The day before we took off on our road trip was the opening of the Tour of Homes. Delaney's daddy has had his work in the show for many years but this is the first year that he was a project manager on several. This house was his baby from the moment the framing was done. It was very stressful and he was exhausted by the time of the show. He'd drop the baby off at 8:00 and there were times that Julia had to pick her up (she works later than Matt), long days for all of us - not complaining :-)
The good news is that this house took the top award in its price range in every category except for landscaping.
The next day we were on the road to Tacoma to our sister-in-law's, but just for one day, and our favorite thing in Tacoma is the Museum of Glass. We had more time this year and spent a couple of hours watching the glassblowers in the Hot Shop. Okay, I have to admit that we went into the UW Tacoma bookstore which was right across the street and I bought two more books.

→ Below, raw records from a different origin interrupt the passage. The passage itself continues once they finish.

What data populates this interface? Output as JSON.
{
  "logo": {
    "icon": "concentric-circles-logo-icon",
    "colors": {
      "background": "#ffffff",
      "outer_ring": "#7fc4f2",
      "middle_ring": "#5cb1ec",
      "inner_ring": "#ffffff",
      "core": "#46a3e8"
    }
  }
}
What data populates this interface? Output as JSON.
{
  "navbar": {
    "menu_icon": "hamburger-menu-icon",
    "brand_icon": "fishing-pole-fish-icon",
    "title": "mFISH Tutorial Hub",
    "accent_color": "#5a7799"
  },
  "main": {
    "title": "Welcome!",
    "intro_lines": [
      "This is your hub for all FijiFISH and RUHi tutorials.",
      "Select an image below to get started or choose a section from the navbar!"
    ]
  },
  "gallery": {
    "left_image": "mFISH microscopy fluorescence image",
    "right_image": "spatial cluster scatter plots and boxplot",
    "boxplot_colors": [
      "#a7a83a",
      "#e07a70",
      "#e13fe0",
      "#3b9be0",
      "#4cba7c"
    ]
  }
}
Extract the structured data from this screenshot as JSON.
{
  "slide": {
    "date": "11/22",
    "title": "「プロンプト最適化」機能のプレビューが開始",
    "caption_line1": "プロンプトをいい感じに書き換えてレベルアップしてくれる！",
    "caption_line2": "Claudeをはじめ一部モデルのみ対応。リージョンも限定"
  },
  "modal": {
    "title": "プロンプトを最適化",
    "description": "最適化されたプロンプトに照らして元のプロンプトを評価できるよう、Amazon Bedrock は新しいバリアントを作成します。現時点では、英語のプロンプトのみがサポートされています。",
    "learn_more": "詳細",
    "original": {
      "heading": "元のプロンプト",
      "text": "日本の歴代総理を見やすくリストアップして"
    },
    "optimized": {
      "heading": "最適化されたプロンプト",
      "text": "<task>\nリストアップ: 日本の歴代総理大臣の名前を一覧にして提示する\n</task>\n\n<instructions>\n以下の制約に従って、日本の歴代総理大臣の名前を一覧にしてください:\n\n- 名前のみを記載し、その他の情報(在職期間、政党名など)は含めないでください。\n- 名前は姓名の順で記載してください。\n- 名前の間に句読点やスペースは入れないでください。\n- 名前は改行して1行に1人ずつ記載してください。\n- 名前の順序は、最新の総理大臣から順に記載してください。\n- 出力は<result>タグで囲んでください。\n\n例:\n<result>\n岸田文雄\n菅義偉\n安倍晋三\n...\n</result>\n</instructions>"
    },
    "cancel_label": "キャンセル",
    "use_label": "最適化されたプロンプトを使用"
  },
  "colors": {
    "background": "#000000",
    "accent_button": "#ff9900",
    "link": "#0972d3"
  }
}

The work of Preston Singletary, a Tlingit native representing their story of Raven was the artist in the main gallery. Not only had he made all the glass art, he had written original music and choreographed lighting to accompany it. Breathtaking!
The next day had us back in the car headed to Port Angeles, Washington where we parked our car and took the 1 1/2 hour ferry ride to Victoria, BC.
We said goodbye to American soil as we crossed the straits of Juan de Fuca for Canada.